15 January 2014
Steve Briggs, Managing Director of Jasco Enterprise
In increasingly commoditised markets, the
most important way for an organisation to distinguish itself from the pack – in
a sustainable way – is through providing customers with a quality customer
experience, and adding value to customers’ lives wherever possible.
Because of this, the discipline of customer
experience management (CEM) has risen to the fore in recent years as
organisations re-imagine the meaning of customer service. Once seen as a
cost-centre and an operational headache, customer relationships are now being
defined as one of the most important assets a company can have – intangible as
they may be on the balance sheet.
Today’s customer is a fickle being: they can
turn against you based on just one poor customer service interaction, or they
can hold the potential to become fiercely loyal brand advocates.
However, the hard-won process of naturally
converting people to becoming brand advocates cannot happen without providing
consistently excellent customer experience, and drawing key insights from each
There are many ways in which customer-facing
and back-office technologies can play a pivotal role in executing an effective
The first step is to ensure your organisation
is available to customers via whatever channel of communication they prefer. Moving to a multichannel environment involves
augmenting the traditional voice and email channels with things like
web-based instant messaging, video chat, SMS, ‘call me back’ buttons, and
The beauty of the multichannel environment is
that each of the touch-points has its own advantages. Video may be useful for
complex tasks such as providing technical assistance to customers, or
discussing high-value product purchases. A simple text-based web chat may be
appropriate as a pop-up invitation when it becomes clear a customer is
struggling with something like an online payment gateway for instance.
Essentially, with a multichannel contact
centre, there is a communication medium that suits every type of organisation,
every customer preference, and every point in the enquiry, sales and support processes.
This also improves the chances for
‘first-time resolution’ – which is something all contact centre managers are
constantly striving towards. Being able to facilitate first-time resolution via
the customers’ channel of preference could be regarded as a further enhancement
on this – something of a ‘holy grail’ in the world of customer experience.
resolution via the channel of choice is the ultimate goal at the front-end,
then at the back-end the most critical activity would be consolidating all the
rich data from the interactions across the various channels, into unique
Stored centrally – and preferably hosted as a
Cloud-based solution – this data should update instantly as agents capture new
information immediately following a customer interaction. The system should
detect certain patterns and common themes, to be relayed back to business
decision-makers in an understandable format.
Having this clear and comprehensive view of
the customer paves the way for another key facet of successful CEM: personalisation.
This concept goes beyond simply adding a customer name to the top of an email –
it involves a deeper understanding of the customers’ lives and preferences in
order to serve up tailored offers and specials, with text and imagery that
speaks to the customer’s identity.
Sometimes, achieving the goal of providing

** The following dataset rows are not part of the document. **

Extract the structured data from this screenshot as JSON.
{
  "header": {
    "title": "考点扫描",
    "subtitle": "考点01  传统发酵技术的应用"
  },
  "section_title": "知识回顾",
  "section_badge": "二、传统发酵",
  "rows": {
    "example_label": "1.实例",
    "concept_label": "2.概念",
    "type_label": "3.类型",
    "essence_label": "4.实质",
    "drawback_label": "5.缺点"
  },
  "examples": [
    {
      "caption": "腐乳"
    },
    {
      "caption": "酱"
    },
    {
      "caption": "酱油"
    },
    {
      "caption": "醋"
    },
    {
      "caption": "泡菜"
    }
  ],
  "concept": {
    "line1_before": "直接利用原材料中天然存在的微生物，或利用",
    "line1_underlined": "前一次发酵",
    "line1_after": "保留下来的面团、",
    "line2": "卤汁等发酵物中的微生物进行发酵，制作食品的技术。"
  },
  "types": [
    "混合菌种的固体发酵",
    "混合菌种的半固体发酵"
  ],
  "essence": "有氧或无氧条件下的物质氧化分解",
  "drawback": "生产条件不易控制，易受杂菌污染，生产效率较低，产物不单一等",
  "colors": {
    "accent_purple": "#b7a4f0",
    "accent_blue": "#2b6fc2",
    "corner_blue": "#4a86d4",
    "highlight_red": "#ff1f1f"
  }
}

superior customer experience means being able to give the customer the
opportunity to assist themselves without ever needing to speak to an agent.
Many customers will only revert to the contact centre as a last-resort – after
firstly trying the self-help tools at their disposal.
More often than not, this process of
self-service begins on the organisation’s website. An effective self-service
customer support centre includes relevant, up-to-date information, intuitive
navigation, and excellent search capabilities – for example, keyword searches.
Self-service content can be in the form of frequently asked questions,
community forums, manuals, videos, and interactive web-based decision trees or
Finally, for an organisation to retain its
competitive edge in the field of customer experience, it needs to keep a close
hand on emerging technologies and the ways in which they can further enhance
the customers’ interactions. New waves of innovation in the areas of big data
and biometrics – for instance – will rapidly alter CEM.
Big data is the term loosely describing the
process of structuring and using the massive volumes of contextual information
contained within customer emails, phone calls, web chats, instant messaging
sessions, and any other channel. Today, most companies let this information
slip away without recording it and utilising it for better understanding their customers.
Voice biometrics, on the other hand, is an
innovation with a far more specific application in the multichannel contact
centre. For voice interactions, this technology is useful at the authentication
layer – where a customer simply repeats a pre-selected sentence. This avoids
the customer having to answer authentication questions, or punch in numbers,
Ultimately, the degree to which an
organisation embraces all of these technologies, and how well they are
integrated into the back-office workflows, will determine the success of its
customer experience management strategy.
There are already a number of exciting tools
available to optimise the customer experience – and many more on the horizon.